Geraldine Brady and Todd Trimble have given a category theoretic interpretation of the alpha and beta systems. The latter, a form of string diagrammatic notation, was developed (PontoShul) into a string diagram notation for indexed monoidal categories. A development also appears in MellZeil.
Peirce’s philosophy can be seen as Schellingism transformed in light of (in Peirce’s time) modern physics, as Peirce himself notes in an 1894 letter to William James:
My views were probably influenced by Schelling - by all stages of Schelling, but especially the Philosophie der Natur. I consider Schelling as enormous, and one thing I admire about him is his freedom from the trammels of system, and his holding himself uncommitted to any previous utterance. in that, he is like a scientific man. If you were to call my philosophy Schellingism transformed in the light of modern physics, I should not take it hard.
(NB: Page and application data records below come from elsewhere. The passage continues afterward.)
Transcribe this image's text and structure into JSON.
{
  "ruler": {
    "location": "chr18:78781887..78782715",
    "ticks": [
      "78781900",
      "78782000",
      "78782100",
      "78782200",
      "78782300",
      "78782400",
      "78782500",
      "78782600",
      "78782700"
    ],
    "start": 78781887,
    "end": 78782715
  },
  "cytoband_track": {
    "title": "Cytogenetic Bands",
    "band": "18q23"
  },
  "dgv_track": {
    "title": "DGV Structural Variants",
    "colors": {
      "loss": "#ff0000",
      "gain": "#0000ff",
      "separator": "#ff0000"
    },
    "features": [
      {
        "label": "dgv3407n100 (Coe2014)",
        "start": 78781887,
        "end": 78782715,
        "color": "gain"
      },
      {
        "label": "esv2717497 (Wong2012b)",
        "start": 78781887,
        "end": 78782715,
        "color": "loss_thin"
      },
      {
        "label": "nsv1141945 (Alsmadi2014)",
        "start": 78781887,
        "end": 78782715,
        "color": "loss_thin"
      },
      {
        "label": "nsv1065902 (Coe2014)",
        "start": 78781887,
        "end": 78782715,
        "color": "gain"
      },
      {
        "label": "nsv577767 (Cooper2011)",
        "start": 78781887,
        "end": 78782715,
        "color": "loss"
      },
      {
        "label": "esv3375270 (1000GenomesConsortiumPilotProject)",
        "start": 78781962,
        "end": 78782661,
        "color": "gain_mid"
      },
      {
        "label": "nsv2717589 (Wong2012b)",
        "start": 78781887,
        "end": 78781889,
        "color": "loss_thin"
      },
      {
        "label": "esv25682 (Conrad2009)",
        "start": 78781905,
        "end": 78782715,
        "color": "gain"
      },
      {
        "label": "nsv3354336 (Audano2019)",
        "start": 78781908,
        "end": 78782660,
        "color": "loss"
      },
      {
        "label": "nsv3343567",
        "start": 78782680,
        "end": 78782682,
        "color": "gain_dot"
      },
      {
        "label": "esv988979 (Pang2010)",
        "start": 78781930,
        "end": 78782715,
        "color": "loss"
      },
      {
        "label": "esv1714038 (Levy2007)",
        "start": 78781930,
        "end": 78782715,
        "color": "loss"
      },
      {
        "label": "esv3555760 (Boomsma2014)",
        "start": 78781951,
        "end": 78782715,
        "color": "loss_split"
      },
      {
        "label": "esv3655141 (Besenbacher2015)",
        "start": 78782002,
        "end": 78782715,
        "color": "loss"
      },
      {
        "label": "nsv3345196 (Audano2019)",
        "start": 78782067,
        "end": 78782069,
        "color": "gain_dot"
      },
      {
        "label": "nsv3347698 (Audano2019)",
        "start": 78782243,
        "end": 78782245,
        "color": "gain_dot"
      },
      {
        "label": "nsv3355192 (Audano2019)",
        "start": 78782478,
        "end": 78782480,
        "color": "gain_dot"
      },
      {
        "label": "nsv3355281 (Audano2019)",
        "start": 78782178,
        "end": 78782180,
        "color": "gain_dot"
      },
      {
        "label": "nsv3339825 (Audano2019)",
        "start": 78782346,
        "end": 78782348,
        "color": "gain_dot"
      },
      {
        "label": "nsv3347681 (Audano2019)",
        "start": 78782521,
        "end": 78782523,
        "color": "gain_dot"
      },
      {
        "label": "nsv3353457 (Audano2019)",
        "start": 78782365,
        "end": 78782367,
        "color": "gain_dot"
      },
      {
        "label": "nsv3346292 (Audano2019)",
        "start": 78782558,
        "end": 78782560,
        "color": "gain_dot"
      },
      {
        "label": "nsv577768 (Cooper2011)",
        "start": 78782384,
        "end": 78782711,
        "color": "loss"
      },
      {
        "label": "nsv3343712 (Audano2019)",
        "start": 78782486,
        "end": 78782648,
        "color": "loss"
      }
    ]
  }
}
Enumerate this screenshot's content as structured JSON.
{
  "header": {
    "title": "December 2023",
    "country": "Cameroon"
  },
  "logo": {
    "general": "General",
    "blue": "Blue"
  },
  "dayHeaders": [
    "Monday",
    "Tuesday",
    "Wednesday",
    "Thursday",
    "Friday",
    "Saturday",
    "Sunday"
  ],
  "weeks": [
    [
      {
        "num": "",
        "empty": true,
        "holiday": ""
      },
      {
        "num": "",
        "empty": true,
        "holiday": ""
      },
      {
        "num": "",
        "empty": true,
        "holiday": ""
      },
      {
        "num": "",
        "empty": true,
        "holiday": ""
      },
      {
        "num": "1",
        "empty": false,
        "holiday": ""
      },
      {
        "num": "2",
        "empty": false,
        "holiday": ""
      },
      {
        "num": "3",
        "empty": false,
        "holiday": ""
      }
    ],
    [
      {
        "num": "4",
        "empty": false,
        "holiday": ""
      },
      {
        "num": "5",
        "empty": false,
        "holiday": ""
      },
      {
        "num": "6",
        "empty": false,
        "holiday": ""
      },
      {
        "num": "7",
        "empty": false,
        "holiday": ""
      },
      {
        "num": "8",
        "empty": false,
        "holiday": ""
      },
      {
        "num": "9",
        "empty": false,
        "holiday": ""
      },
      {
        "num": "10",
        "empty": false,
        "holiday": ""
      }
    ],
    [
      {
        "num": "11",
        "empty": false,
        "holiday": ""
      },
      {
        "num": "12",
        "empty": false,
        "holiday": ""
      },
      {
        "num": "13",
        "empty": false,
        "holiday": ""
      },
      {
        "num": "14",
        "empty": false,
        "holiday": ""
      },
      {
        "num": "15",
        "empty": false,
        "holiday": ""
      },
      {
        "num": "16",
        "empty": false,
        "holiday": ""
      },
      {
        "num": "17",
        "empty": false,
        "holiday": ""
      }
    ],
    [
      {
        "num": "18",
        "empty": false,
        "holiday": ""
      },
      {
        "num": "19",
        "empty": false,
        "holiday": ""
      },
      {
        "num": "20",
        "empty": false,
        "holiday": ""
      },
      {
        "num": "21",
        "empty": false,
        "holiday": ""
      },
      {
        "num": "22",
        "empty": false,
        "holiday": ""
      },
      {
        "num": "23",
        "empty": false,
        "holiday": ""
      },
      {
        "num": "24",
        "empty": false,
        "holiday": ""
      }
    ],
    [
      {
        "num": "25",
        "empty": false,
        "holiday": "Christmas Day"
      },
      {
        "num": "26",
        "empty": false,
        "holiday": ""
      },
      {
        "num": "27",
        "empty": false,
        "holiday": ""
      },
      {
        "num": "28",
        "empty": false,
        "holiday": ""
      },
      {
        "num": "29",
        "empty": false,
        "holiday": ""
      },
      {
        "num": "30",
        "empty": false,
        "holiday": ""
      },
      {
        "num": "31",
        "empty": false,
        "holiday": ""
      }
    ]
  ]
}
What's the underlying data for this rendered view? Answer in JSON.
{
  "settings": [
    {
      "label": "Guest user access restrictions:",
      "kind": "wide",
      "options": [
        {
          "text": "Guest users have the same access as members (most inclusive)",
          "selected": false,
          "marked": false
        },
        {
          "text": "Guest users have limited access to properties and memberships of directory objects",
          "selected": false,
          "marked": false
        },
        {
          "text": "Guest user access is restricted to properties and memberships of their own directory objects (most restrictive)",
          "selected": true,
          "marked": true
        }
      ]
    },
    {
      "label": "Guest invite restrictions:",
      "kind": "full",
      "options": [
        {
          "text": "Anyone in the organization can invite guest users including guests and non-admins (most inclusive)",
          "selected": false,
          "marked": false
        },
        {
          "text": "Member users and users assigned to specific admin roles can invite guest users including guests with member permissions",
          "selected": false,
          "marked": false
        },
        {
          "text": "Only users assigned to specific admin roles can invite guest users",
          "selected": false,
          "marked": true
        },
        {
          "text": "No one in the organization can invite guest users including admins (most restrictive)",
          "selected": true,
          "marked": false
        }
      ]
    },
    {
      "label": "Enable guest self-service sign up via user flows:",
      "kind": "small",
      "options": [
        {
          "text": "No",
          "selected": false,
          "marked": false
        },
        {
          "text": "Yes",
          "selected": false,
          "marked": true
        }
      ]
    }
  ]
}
Fernando Zalamea (2012), Peirce’s Logic of Continuity: A Conceptual and Mathematical Approach
Frederik Stjernfelt (2014), Natural Propositions: The Actuality of Peirce’s Doctrine of Dicisigns
Rosa Maria Perez-Teran Mayorga (2008), From Realism to ‘Realicism’: The Metaphysics of Charles Sanders Peirce
Andrew Reynolds (2002), Peirce’s Scientific Metaphysics: The Philosophy of Chance, Law, and Evolution
Matthew Moore (ed) (2010), New Essays on Peirce’s Mathematical Philosophy
C.S. Peirce & Matthew Moore (ed) (2010), Philosophy of Mathematics: Selected Writings